• [What you should do]: Show, from the entries below, every line in which "desc" appears.

━━━━

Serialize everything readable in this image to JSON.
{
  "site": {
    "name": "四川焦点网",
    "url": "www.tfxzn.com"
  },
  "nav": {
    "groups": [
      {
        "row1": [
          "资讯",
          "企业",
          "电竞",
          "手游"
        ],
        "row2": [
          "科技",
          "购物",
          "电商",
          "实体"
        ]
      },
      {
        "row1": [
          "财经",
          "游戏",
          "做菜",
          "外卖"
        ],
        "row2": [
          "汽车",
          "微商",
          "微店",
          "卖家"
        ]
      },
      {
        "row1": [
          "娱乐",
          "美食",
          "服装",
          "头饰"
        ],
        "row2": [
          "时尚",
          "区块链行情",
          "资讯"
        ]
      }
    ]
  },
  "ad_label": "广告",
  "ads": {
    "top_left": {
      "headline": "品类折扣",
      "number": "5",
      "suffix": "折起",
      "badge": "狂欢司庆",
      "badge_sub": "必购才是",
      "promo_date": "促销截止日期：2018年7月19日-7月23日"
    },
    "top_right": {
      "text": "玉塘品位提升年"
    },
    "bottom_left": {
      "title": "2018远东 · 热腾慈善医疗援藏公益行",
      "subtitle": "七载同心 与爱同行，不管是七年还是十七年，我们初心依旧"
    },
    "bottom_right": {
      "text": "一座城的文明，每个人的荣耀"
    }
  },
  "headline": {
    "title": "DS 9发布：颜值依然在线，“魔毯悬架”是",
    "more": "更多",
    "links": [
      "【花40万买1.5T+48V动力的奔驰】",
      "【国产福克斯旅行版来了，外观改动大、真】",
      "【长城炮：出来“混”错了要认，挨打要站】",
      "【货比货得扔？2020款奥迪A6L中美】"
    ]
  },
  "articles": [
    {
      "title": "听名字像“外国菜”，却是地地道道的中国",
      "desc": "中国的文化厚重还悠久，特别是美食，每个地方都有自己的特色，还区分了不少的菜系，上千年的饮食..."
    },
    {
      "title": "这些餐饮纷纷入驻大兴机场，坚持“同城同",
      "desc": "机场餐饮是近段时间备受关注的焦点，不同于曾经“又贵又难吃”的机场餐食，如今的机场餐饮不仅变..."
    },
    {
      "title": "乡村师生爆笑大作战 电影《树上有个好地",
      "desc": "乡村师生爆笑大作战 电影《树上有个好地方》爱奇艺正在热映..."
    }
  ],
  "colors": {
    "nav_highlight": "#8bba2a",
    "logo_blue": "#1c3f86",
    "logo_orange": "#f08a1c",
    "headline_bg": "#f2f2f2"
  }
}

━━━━

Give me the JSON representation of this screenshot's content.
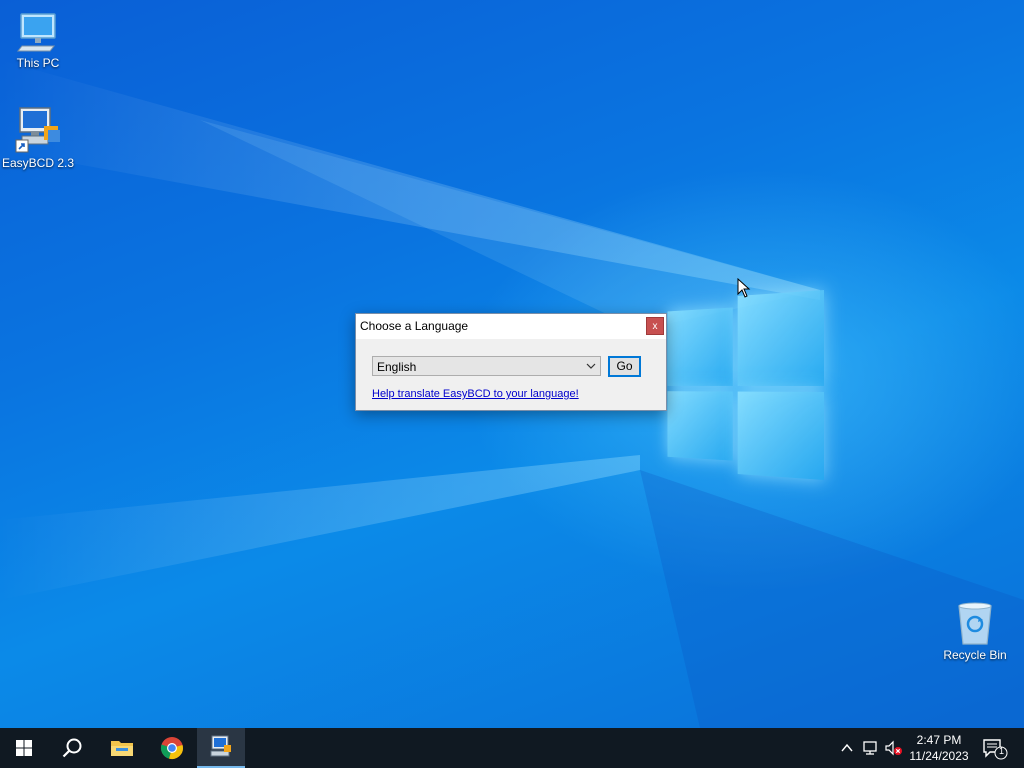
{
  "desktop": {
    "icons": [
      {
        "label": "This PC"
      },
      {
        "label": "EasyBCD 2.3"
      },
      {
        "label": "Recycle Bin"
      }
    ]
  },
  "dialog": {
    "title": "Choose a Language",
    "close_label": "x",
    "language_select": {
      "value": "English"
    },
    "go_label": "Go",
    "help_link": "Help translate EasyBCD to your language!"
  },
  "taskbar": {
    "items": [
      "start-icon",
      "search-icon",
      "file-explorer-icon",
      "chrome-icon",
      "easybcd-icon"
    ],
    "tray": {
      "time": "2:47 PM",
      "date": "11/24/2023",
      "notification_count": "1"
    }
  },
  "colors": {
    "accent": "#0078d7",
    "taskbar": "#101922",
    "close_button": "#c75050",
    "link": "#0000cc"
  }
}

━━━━

• [Solution to this problem]:
      "desc": "中国的文化厚重还悠久，特别是美食，每个地方都有自己的特色，还区分了不少的菜系，上千年的饮食..."
      "desc": "机场餐饮是近段时间备受关注的焦点，不同于曾经“又贵又难吃”的机场餐食，如今的机场餐饮不仅变..."
      "desc": "乡村师生爆笑大作战 电影《树上有个好地方》爱奇艺正在热映..."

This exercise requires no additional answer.